● REQUIRED WORK: Only the lines that hold "placeholder" should be in the answer, each copied from the data below.
*** INFORMATION GIVEN Section Begins ***
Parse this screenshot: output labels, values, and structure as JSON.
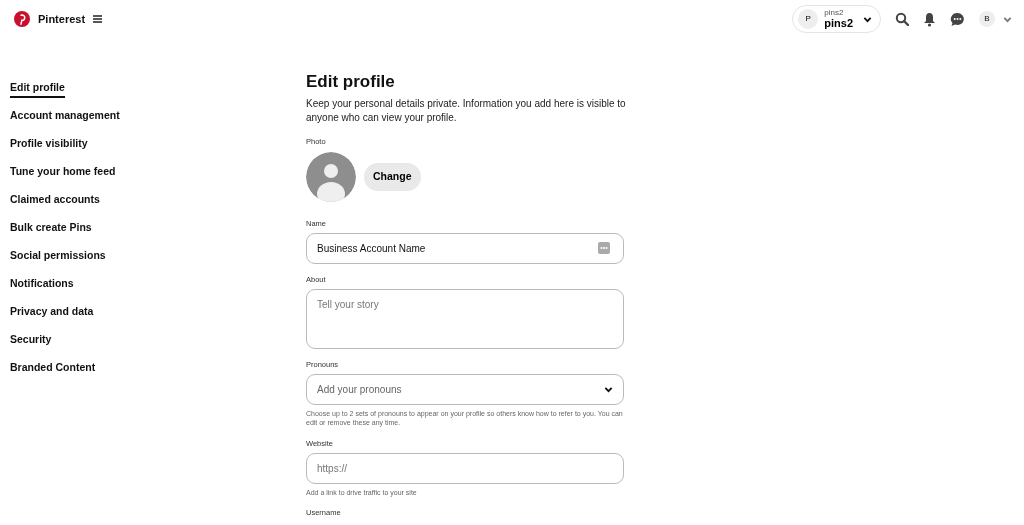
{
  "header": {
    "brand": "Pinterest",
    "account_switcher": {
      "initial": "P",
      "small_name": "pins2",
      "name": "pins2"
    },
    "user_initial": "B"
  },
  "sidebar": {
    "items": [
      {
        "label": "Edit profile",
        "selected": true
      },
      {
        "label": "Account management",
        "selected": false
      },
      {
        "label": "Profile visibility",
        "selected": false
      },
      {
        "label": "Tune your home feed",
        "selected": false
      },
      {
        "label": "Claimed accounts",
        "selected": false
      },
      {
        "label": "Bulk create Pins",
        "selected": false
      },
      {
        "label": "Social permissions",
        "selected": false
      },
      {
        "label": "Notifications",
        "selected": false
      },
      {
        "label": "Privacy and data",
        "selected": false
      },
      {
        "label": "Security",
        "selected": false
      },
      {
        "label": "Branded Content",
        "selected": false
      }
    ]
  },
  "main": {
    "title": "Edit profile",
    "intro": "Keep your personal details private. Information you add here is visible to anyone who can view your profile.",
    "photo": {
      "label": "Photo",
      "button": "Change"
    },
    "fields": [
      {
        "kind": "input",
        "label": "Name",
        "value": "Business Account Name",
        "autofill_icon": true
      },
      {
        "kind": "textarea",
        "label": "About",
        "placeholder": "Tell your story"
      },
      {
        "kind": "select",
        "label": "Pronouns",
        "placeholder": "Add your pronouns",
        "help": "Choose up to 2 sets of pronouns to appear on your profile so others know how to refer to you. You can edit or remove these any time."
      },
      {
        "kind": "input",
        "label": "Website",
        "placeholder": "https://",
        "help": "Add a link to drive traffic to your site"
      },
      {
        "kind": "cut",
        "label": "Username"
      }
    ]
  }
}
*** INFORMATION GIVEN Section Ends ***
● YOUR SOLUTION:
        "placeholder": "Tell your story"
        "placeholder": "Add your pronouns",
        "placeholder": "https://",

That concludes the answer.